Being an adult isn’t all it’s cracked up to be, compared to my child imagination. When the internet goes down, I can’t just shout “dad the wifi isn’t working” anymore, because the person who has to fix it is me. Likewise, when the fridge malfunctions, I can’t keep ignoring the problem hoping it will somehow go away (as much as I would like to).
There are a lot of seemingly small things that coincidentally add up to a lot of big things, which adults have to do on a day-to-day basis. Who knew when I signed up to adulthood that there would be so much cleaning involved? You just hope one day the dishes would stop. Hunger becomes an annoying bodily signal you have to tend to when you would rather just lie on the couch. When I’m sick, I basically have to split into two people, where I am simultaneously a congested child and the mother who has to nurse her at the same time.
I couldn’t wait to grow up when I was a kid. I would read Girlfriend and Dolly magazines when I was a pre-tween, and would gawk at how much cooler and rebellious teenagers were compared to me. And then when I was a teenager, I idolized my early 20s as some aesthetic rom-com movie, where I would be courted by dazzling men, have a budding social life itinerary, and worked in a prestigious creative career with a salary paying for my New York penthouse apartment.
Fast forward to nearly 24 and I certainly have no clue what the f*ck I am doing. The greatest lie they sold to me as a child was that I would one day wake up and feel like I’m an adult. The older I get, the more I’m realizing that day is never coming. Even now, when I look at people who are 30, 40, 50 even, they ain’t go no clue what the f*ck they’re doing either. I think it’s only once you hit 60 that you make peace with it.
I guess I thought my life would look very different to what I’ve experienced in reality. I also thought I would feel different. The truth is, I don’t feel that much different to when I was 12 years old to how I do now. The only difference is I’ve had more life experience and know a few more things about the world. But my fundamental Self is still the same. She still wants a lot of the same things – she wants to write, read, travel the world, meet new people, have close friends. She still loves going on rollercoasters and the colour blue. She is still a dog over cat person and her favourite meal is a hamburger (now it’s vegetarian) and fries.
I personally think all adults are walking around pretending to be purposeful and serious and know where they’re heading. They have plans for climbing corporate ladders, visions for property ownership and how many kids they want by 30. Because these are the things we should want as adults, right? This is the path, the job, the relationship, that qualifies me as an adult, so I’ve been told.
What if the truth is, we never had certainty and we never will? That the perceived control we have over our lives once we reach “adulthood” is an illusion?
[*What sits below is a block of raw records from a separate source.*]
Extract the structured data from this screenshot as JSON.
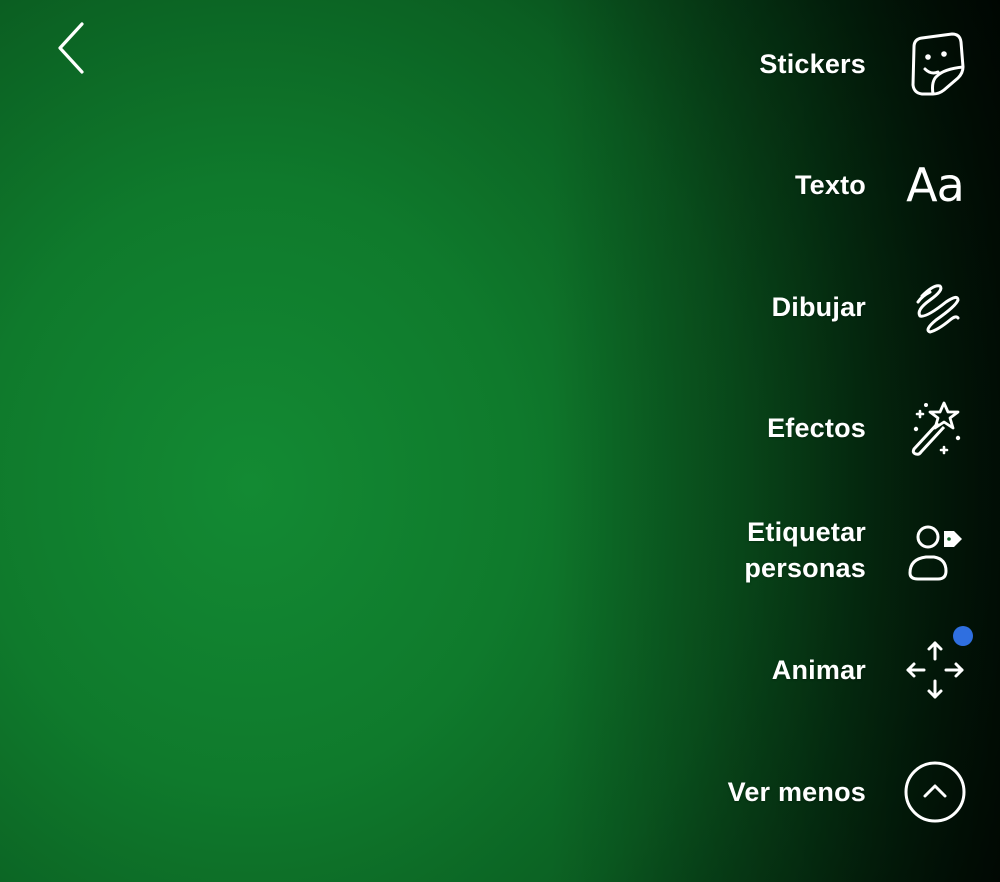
{
  "colors": {
    "background_green": "#0f7a2c",
    "text": "#ffffff",
    "notification_dot": "#2f6fe0"
  },
  "back": {
    "icon": "chevron-left-icon"
  },
  "tools": [
    {
      "label": "Stickers",
      "icon": "sticker-icon"
    },
    {
      "label": "Texto",
      "icon": "text-aa-icon",
      "icon_text": "Aa"
    },
    {
      "label": "Dibujar",
      "icon": "scribble-icon"
    },
    {
      "label": "Efectos",
      "icon": "magic-wand-icon"
    },
    {
      "label_line1": "Etiquetar",
      "label_line2": "personas",
      "icon": "tag-person-icon"
    },
    {
      "label": "Animar",
      "icon": "move-arrows-icon",
      "has_notification_dot": true
    },
    {
      "label": "Ver menos",
      "icon": "chevron-up-circle-icon"
    }
  ]
}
To use a Shrek analogy—because Shrek is the ultimate symbol of my Zillennial childhood—adults are like layers. When you’re born into the world as a fresh little human, you are simple and bare. As you move through life, your experiences become layers which form your identity and perceived concept of Self. So as an adult, you have a lot more layers than your 10 year-old Self. But you don’t magically enter into the gates of adulthood with a manual or certification that proves you’re qualified. It’s honestly just a lot of fumbling around in the dark, hopefully with some friends who can also share their strategies for blindly navigating life too.
Despite my life not looking exactly like what I imagined it would as a child, I still feel gratified by it. To be fair, I have had a lot of those cliché teenager and young 20s experiences. But then I have also had a lot experiences which are unique and totally outside of the spectrum of coming-of-age movies, which have been just as beautiful. Or conversely, difficult but character building and adult affirming.
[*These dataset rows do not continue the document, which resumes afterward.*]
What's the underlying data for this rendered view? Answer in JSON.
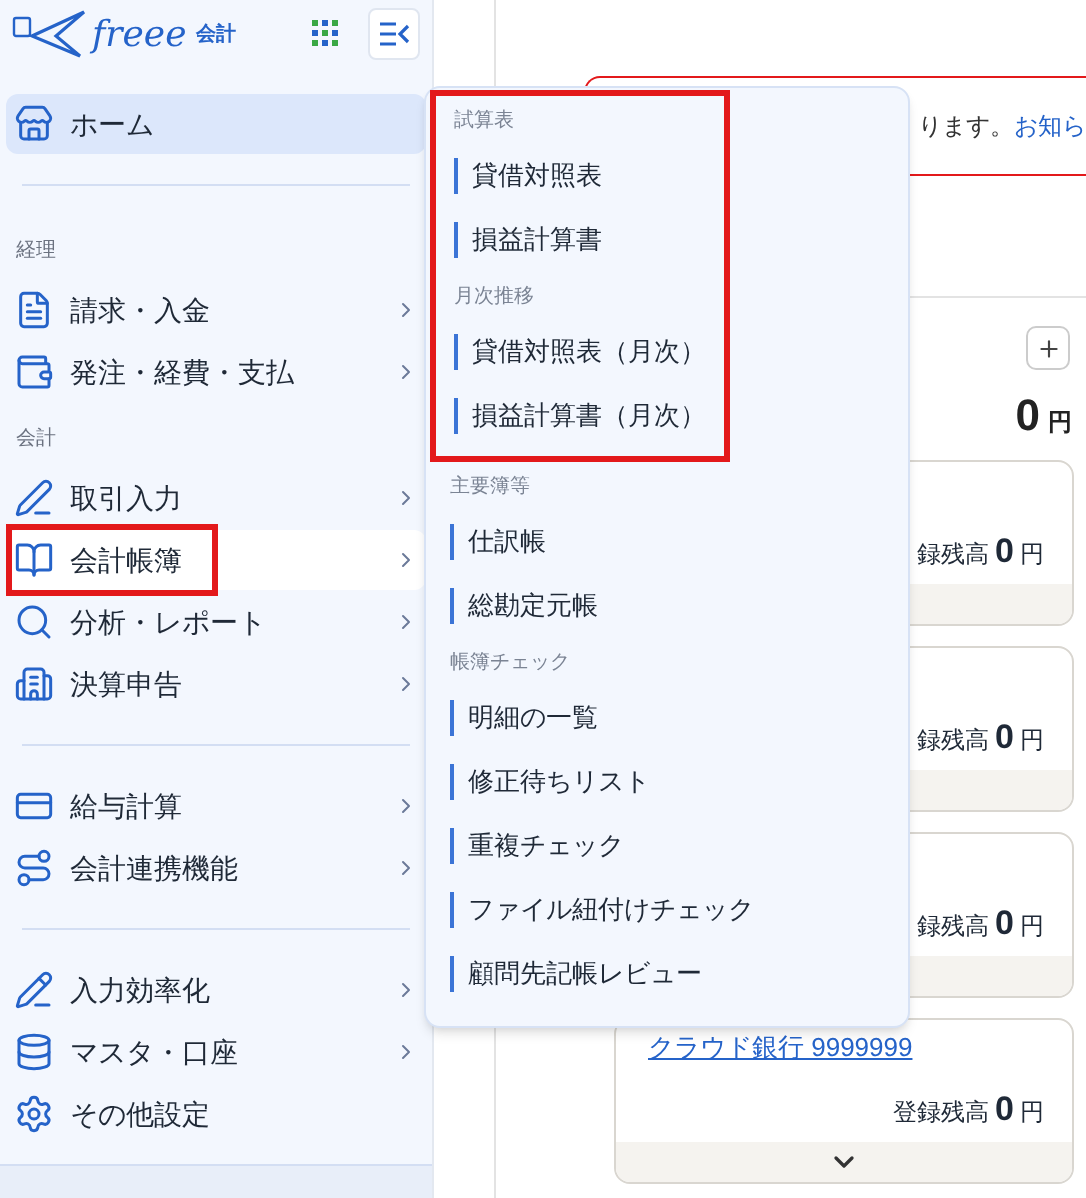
{
  "logo": {
    "brand": "freee",
    "product": "会計"
  },
  "sidebar": {
    "items": [
      {
        "kind": "item",
        "label": "ホーム",
        "selected": true,
        "submenu": false,
        "highlighted": false
      },
      {
        "kind": "divider"
      },
      {
        "kind": "heading",
        "label": "経理"
      },
      {
        "kind": "item",
        "label": "請求・入金",
        "selected": false,
        "submenu": true,
        "highlighted": false
      },
      {
        "kind": "item",
        "label": "発注・経費・支払",
        "selected": false,
        "submenu": true,
        "highlighted": false
      },
      {
        "kind": "heading",
        "label": "会計"
      },
      {
        "kind": "item",
        "label": "取引入力",
        "selected": false,
        "submenu": true,
        "highlighted": false
      },
      {
        "kind": "item",
        "label": "会計帳簿",
        "selected": false,
        "submenu": true,
        "highlighted": true
      },
      {
        "kind": "item",
        "label": "分析・レポート",
        "selected": false,
        "submenu": true,
        "highlighted": false
      },
      {
        "kind": "item",
        "label": "決算申告",
        "selected": false,
        "submenu": true,
        "highlighted": false
      },
      {
        "kind": "divider"
      },
      {
        "kind": "item",
        "label": "給与計算",
        "selected": false,
        "submenu": true,
        "highlighted": false
      },
      {
        "kind": "item",
        "label": "会計連携機能",
        "selected": false,
        "submenu": true,
        "highlighted": false
      },
      {
        "kind": "divider"
      },
      {
        "kind": "item",
        "label": "入力効率化",
        "selected": false,
        "submenu": true,
        "highlighted": false
      },
      {
        "kind": "item",
        "label": "マスタ・口座",
        "selected": false,
        "submenu": true,
        "highlighted": false
      },
      {
        "kind": "item",
        "label": "その他設定",
        "selected": false,
        "submenu": false,
        "highlighted": false
      }
    ]
  },
  "submenu": {
    "groups": [
      {
        "heading": "試算表",
        "highlighted": true,
        "items": [
          "貸借対照表",
          "損益計算書"
        ]
      },
      {
        "heading": "月次推移",
        "highlighted": true,
        "items": [
          "貸借対照表（月次）",
          "損益計算書（月次）"
        ]
      },
      {
        "heading": "主要簿等",
        "highlighted": false,
        "items": [
          "仕訳帳",
          "総勘定元帳"
        ]
      },
      {
        "heading": "帳簿チェック",
        "highlighted": false,
        "items": [
          "明細の一覧",
          "修正待ちリスト",
          "重複チェック",
          "ファイル紐付けチェック",
          "顧問先記帳レビュー"
        ]
      }
    ]
  },
  "notice": {
    "text": "ります。",
    "link": "お知ら"
  },
  "total": {
    "amount": "0",
    "unit": "円"
  },
  "accounts": [
    {
      "label": "録残高",
      "amount": "0",
      "unit": "円"
    },
    {
      "label": "録残高",
      "amount": "0",
      "unit": "円"
    },
    {
      "label": "録残高",
      "amount": "0",
      "unit": "円"
    },
    {
      "name": "クラウド銀行 9999999",
      "label": "登録残高",
      "amount": "0",
      "unit": "円",
      "expand": true
    }
  ]
}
As much as sometimes I would love to be a child again, to enjoy it fully instead of forever looking towards the future, it does feel better to have independence and freedom as an adult.
Well now I’ve gotten that off my chest, I got to figure out how fix my darn fridge… nothing like writing a self-indulgent essay about adulthood as a way to procrastinate actual #adulting.
Image: Laura Chouette